Everything is relative, and yesterday was no exception with our visit to the Galleria d’arte Moderna. With the expectation of geometric shapes mashed into shag carpet, then framed and hung on a wall to evoke some emotion…I was a little surprised to find none of it. Once again, no pictures were permitted to capture the day, so the few I have sneakily acquired are of poor quality and composition.
What is referred specifically to is simply the word ‘modern‘ being relative. It always has been, with cars of the 20’s considered to be modern in design, and pyramids that at one time also would have been considered ‘cutting edge’. It’s a label that has an expiry date, yet no definitions I have found, indicate just what that best before stamp might be. ‘Modern’ seems to shift it’s definition from industry to industry, as technology or tastes are slowly replaced with a newer model that accepts the moniker.
The emotion I so expect from a visit to such a gallery wasn’t typical. I wasn’t angry, disappointed, or inspired to whip up something similar to demonstrate the simplicity of such pieces. Instead on departure from our gallery visit yesterday, I was quite happy and satisfied. There was no questioning of each piece and how it was developed. Only appreciation of those innovators breaking from the traditional painting at a time when Canada was just going through it’s formative stages under the British North America acts. The ‘Modern’ title relates to the obvious shift in style from exhaustively detailed portraits and religious imagery depicting biblical stories, to pieces that are a little more light-hearted and fun. Sculptures that are smiling, instead of sorrowful. Paintings with historical relevance capturing events affecting the day-to-day activities of folks. Multiple stories all simultaneously underway, denoting Napoleonic occupation or cholera outbreaks with the backdrop of Venezia.
Adriano Cecioni’s “Le Madre”, mother and child both with smiling faces…happiness neatly frozen in plaster. Artists such as Giovanni Boldini, Federico Zandomeneghi, Telemaco Signorini, Giovanni Fattori, Giorgio Belloni and Guiseppe de Nittis all had me captivated with their styles and protrayals of subjects. Amazing pieces that didn’t complicate the final product with textural brush strokes or muting of the images requiring extensive interpretation of just what it was you were looking at.
After almost 3 hours in this mix of portraits and landscapes, we moved on to the dreaded Costume Gallery. Dreaded only because of what we might consider to be ‘costume’ and a little resistance to wandering through musty hallways full of garments of varying periods.

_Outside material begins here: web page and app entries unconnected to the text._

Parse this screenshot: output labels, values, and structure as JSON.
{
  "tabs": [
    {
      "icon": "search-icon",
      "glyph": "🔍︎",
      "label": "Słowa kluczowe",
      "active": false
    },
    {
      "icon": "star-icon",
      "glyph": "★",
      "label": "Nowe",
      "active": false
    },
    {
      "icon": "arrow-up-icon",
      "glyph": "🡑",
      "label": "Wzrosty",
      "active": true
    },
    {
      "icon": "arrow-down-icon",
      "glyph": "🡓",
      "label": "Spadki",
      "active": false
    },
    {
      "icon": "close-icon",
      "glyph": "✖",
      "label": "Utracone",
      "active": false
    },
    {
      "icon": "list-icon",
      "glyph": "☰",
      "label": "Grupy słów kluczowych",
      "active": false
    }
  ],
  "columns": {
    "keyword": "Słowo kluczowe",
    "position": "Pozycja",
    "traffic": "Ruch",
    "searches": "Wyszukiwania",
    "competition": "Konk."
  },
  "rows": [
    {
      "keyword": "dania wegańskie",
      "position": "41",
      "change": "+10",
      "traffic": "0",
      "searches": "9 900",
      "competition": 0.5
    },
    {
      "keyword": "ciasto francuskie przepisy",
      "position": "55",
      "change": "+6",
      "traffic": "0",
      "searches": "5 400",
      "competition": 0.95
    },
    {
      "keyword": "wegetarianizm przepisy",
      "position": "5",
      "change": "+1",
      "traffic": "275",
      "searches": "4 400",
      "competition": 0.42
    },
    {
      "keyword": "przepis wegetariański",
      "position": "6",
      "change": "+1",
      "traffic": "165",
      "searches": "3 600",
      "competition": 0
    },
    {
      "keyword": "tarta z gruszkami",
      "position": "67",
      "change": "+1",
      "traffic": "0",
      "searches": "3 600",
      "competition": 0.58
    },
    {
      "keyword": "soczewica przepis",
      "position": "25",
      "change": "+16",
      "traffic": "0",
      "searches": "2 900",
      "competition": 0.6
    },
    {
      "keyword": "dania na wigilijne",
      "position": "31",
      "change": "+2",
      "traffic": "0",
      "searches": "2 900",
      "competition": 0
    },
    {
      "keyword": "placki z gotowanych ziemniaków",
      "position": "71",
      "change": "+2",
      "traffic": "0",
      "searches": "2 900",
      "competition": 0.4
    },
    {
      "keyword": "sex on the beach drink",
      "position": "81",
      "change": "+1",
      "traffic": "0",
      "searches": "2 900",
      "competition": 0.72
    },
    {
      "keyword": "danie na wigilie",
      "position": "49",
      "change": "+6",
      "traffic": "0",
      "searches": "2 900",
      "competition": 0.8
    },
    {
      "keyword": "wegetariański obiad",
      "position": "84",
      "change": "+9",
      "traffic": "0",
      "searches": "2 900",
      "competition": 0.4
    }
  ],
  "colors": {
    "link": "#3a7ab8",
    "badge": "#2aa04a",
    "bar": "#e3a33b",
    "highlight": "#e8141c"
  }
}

Once again, not the case and my assumptions were way off. Melanie was very excited to go from one glass case to the next and point out just what dress would look best on her. The 1940’s and 50’s pieces we already knew would look pretty good on her. Small shoe collections from the last century that have been dug from the back of palatial closets, long forgotten.
As for pieces that should have been forgotten, some historians felt the need to dig up the bodies of the Medici family to check out what garments they may have been buried in. Not my cup of tea, but any preservable scrap of cloth was stripped from these 500 year old corpses and laid out for preservation and public viewing in this gallery. Not the clown costumes that I was half expecting, but much creepier when you read that these half decayed undergarments are now museum pieces. Odd how skulls stacked into various arrangements back in the Parisian Catacombs was interesting…and the stains on these remnants of fabric are just off-putting. This was just a minor stop in the Costume Museum, and shortly after seeing these ghastly pieces we found a New Year’s dress for Melanie from the 40’s.
Two museum/galleries down, with another 3 today before heading for parts north of here. I expect a Silver Gallery to be just that…silver. Royal Apartments…to be just apartments, maybe decorated in a fashion that I hope Melanie never starts into. As for the last of these…the descriptors are vague which will make it all the more surprising. Bring on the redefining, as I do seem to like this country more and more with each passing day.
Now if I could only speak Italian.